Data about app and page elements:

....

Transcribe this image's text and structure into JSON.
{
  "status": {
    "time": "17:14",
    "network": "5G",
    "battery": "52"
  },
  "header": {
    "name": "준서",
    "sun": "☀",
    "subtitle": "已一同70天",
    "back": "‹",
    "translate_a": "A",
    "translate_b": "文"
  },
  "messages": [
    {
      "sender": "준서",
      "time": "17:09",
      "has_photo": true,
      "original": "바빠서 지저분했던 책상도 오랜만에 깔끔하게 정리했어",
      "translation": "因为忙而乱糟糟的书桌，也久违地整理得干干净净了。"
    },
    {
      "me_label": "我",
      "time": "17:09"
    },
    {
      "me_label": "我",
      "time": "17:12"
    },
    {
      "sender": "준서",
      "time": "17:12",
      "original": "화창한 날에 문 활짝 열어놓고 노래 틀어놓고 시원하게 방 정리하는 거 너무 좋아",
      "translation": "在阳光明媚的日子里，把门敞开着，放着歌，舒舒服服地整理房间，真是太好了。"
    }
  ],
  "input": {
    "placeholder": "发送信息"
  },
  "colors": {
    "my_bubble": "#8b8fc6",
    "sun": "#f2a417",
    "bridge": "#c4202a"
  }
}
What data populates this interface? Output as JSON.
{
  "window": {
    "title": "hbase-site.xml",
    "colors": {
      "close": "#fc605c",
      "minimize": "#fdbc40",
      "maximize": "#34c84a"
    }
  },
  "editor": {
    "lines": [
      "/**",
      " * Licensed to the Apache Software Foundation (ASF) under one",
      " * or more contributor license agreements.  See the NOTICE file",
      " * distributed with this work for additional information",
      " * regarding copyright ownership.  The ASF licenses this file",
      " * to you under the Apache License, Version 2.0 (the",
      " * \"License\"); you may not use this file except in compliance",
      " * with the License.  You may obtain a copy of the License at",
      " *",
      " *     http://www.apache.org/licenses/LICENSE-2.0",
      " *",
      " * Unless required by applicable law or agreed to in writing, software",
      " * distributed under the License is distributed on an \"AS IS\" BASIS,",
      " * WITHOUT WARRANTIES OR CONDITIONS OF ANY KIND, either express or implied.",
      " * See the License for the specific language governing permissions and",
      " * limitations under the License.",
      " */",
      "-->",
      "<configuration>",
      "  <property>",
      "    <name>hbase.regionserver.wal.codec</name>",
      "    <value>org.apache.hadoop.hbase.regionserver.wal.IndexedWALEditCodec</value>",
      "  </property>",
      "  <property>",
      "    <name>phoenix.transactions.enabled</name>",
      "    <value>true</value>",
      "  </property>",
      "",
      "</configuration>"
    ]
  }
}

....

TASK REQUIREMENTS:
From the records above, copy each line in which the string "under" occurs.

RESPONSE AREA:
      " * Licensed to the Apache Software Foundation (ASF) under one",
      " * to you under the Apache License, Version 2.0 (the",
      " * distributed under the License is distributed on an \"AS IS\" BASIS,",
      " * limitations under the License.",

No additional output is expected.